Genetic differences between the subtypes of HIV prevalent in Africa and the subtype dominant in the United States and Western Europe appear to amplify the effects of drug-resistant mutations in the African strains of HIV, according to a new finding published in the July 9 issue of Biochemistry.
"What we observed at the molecular level might have negative implications for the long-term efficacy of antiviral therapies in patients infected with the African subtypes," said Ernesto Freire, the Henry Walters Professor of Biology in the Krieger School of Arts and Sciences. "If this is the case, the need for second generation therapies acquires renewed urgency."
Freire stressed that the new findings do not imply that AIDS therapies should be withheld from the approximately 28 million patients infected with HIV-A and HIV-C, the African subtypes of the virus.
"On the contrary, they emphasize the need to use existing therapies aggressively to suppress or delay the emergence of resistant mutations until we can develop second-generation therapies," he said.
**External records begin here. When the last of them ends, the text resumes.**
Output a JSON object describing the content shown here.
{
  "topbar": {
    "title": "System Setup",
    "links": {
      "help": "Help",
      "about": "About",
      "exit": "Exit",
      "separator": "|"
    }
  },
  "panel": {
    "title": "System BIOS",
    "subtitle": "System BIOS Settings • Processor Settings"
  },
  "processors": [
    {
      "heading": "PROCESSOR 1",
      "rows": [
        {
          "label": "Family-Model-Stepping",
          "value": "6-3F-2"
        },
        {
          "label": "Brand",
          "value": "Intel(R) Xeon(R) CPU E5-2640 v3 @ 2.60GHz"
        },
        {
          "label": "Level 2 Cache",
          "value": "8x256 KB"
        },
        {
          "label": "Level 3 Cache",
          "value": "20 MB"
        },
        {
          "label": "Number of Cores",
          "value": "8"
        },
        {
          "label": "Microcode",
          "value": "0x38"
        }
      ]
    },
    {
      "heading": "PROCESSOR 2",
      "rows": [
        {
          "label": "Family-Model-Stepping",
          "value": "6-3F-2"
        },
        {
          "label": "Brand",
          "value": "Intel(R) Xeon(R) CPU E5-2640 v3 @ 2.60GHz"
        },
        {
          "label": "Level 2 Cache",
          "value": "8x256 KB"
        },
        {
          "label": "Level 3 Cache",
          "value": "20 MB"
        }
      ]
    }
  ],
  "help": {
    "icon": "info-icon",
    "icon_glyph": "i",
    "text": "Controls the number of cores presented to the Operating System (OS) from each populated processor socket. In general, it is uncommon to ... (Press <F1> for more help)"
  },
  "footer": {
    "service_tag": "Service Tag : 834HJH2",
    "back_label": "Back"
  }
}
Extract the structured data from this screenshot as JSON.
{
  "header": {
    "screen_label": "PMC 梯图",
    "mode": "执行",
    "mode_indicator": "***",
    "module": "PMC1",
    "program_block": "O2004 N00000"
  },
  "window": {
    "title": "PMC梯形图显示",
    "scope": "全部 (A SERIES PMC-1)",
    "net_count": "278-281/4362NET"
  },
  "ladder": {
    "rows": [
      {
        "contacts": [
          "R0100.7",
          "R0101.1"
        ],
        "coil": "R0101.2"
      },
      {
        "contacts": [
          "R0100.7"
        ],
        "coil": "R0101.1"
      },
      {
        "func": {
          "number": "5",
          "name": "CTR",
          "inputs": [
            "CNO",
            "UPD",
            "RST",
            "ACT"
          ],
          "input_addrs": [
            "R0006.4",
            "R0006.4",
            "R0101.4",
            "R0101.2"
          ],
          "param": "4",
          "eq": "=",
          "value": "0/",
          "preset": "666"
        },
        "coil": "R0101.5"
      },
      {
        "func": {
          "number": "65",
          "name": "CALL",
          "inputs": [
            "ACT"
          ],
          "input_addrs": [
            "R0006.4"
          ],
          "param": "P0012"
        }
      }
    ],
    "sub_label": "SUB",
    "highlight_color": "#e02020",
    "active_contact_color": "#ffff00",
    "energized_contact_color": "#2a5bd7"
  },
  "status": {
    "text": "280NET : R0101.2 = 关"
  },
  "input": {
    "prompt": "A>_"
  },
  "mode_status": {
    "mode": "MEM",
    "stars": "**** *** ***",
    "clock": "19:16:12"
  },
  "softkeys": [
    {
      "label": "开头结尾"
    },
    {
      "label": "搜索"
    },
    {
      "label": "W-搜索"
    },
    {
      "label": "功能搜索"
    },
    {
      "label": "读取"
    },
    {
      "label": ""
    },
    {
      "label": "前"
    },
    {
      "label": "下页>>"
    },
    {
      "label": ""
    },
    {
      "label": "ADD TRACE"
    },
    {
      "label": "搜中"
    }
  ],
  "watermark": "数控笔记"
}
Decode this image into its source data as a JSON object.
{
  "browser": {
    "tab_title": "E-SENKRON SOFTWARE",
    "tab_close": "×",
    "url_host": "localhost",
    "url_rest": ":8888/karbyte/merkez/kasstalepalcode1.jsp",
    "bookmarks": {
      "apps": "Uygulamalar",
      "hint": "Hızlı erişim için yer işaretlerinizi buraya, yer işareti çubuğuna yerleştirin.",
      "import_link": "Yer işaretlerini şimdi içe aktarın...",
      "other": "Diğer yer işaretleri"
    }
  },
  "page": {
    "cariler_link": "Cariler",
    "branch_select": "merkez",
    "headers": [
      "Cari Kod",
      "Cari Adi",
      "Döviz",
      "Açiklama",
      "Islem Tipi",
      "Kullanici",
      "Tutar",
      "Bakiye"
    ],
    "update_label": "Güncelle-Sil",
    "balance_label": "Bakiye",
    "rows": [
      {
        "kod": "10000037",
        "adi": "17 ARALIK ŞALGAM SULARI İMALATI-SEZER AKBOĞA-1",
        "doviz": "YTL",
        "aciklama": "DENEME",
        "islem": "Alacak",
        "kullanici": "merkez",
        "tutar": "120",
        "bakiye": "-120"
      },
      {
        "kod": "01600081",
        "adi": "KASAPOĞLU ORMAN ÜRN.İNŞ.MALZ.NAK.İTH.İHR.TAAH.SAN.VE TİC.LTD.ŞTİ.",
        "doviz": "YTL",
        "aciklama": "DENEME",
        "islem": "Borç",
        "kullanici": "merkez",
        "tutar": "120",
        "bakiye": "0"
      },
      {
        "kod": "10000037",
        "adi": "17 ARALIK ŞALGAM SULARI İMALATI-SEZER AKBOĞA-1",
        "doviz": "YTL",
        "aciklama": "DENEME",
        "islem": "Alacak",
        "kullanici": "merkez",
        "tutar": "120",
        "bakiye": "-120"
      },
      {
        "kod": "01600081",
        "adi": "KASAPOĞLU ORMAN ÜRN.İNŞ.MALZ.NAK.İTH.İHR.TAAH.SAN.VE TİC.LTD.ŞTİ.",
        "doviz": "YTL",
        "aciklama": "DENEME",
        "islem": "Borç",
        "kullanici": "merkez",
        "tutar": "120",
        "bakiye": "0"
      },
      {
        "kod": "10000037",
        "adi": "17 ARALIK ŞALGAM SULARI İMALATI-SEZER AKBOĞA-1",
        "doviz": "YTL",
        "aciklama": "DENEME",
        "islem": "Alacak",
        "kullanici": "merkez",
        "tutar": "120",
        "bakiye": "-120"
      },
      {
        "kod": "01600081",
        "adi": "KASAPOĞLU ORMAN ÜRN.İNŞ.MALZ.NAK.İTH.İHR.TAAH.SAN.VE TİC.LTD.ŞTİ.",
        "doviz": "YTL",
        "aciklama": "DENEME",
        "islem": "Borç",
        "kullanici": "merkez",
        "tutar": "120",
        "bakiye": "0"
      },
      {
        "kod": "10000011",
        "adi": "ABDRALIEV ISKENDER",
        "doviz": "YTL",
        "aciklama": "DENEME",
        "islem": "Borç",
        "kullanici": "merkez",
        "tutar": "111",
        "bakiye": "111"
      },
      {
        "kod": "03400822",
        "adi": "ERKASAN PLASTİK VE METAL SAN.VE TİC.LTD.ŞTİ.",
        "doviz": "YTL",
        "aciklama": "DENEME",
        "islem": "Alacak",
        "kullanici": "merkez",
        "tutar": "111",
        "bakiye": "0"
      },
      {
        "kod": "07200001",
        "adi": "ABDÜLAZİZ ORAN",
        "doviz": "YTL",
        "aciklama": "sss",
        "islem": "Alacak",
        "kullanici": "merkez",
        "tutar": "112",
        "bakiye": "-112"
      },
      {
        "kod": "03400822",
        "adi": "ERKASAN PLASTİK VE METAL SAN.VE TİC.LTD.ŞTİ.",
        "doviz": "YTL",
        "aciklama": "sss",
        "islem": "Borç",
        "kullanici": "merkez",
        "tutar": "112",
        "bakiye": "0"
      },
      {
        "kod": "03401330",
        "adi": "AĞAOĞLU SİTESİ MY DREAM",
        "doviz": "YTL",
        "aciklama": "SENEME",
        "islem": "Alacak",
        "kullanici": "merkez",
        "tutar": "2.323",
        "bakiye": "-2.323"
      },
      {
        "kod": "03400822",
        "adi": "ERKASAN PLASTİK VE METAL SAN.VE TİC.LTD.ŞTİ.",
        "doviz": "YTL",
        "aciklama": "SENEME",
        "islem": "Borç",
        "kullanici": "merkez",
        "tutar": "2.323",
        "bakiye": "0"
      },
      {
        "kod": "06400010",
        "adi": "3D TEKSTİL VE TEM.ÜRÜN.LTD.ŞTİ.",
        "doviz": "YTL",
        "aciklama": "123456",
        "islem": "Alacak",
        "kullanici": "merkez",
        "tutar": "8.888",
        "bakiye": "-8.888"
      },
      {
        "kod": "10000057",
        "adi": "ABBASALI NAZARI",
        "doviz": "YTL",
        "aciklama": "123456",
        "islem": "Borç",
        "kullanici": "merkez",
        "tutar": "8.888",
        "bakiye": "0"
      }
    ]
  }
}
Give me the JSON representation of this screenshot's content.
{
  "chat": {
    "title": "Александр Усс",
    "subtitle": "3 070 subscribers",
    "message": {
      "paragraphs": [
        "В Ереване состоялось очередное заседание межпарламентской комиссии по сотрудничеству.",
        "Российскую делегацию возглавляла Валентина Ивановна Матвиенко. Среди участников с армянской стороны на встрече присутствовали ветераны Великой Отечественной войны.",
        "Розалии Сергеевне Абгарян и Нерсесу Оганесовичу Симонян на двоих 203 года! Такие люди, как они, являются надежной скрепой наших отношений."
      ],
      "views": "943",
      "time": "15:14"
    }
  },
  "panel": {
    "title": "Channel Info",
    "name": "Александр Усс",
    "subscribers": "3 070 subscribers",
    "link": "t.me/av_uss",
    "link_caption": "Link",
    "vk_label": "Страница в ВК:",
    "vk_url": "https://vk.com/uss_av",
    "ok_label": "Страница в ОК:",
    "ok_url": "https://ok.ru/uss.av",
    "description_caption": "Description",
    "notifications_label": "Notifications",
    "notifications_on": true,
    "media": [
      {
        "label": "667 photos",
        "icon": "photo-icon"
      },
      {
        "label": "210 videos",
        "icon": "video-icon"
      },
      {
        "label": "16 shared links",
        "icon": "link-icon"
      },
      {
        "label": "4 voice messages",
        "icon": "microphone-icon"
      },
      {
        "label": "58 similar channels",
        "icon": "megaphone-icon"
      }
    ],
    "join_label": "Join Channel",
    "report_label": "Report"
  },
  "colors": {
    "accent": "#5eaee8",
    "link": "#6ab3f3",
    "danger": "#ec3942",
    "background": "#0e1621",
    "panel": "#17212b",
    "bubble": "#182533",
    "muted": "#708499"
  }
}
The most important drugs currently used to treat HIV inhibit two key enzymes in the life cycle of the virus, protease and reverse transcriptase. Mutations in these enzymes can reduce the inhibitors' abilities to form a tight association with them, leading to drug resistance.
The new report builds on a previous study by Freire's research group showing that naturally occurring genetic variations in HIV-A and HIV-C could make it harder for protease inhibitors to do their job.
For the new study, Freire's group inserted into African HIV proteases a mutation commonly found in drug-resistant forms of HIV-B, the strain of HIV prevalent in Western Europe and North America. Their analyses showed that the new, drug-resistant HIV-A and HIV-C proteases were up to 1,000 times more capable of performing their function despite the presence of four common protease inhibitor drugs.
"The genetic variations that exist in the protease of these African strains are not sufficient to cause drug resistance by themselves," Freire said, "but they amplify the effects of drug-resistant mutations and therefore may lead to a faster long-term failure of the therapy."
According to Freire, the sparse clinical data available so far on the effectiveness of antiviral drugs in C and A subtype patients suggest initial responses to the drugs are similar to those achieved in North America and Europe. However, there are also indications that the long-term effectiveness of the drugs may be diminishing more rapidly in HIV-A and HIV-C patients.
"While several reasons have been advanced to explain these results, including lack of patient adherence to the demanding regimen of highly active antiretroviral therapy, the results we're presenting also suggest that a molecular basis for a poor long-term response might be present," Freire said.
Freire has been an outspoken advocate for changing drug design paradigms to better deal with existing and potential genetic variation in disease-causing pathogens. Genetic variation has been a key contributor to the spread of HIV, but drug development work has been focused almost exclusively on HIV-B, which is dominant in some regions but a minority in the worldwide epidemic. Approximately 70 percent of existing AIDS cases are HIV-A and HIV-C cases in Africa, and these subtypes can vary genetically from HIV-B by as much as 30 percent. Freire believes that these factors, together with his research results, make including HIV-A and HIV-C in AIDS drug development efforts a priority.
Earlier this year, in a commentary in Nature: Biotechnology and at the American Chemical Society national meeting, Freire asserted that drug designers should be able to combine detailed analyses of the potential for genetic variation in drug targets with an understanding of the complex thermodynamic factors that affect a drug's ability to tightly associate with its target. The result, he said, would be a new design paradigm that produces pharmaceuticals less vulnerable to drug-resistant mutations.
"Ernesto's work is truly paradigm-shifting because it demonstrates the impact of an understanding of thermodynamics on the whole area of drug resistance," said James Cassatt, director of the Division of Cell Biology and Biophysics at the National Institutes of Health, which funded Freire's research. "The next generation of inhibitors against known targets will benefit enormously from this work."
To further study the interaction between mutation and drug resistance in proteases from A and C subtypes, Freire will soon begin collaborating with scientists in South Africa to obtain HIV genetic sequence data directly from South African patients. This will allow them to characterize different mutations that occur in HIV proteases and then make recombinant forms to test further against inhibitory drugs.
Other authors on the paper were Adrian Velazquez-Campoy, an associate research scientist at Johns Hopkins, and Sonia Vega, a visiting scientist at Johns Hopkins.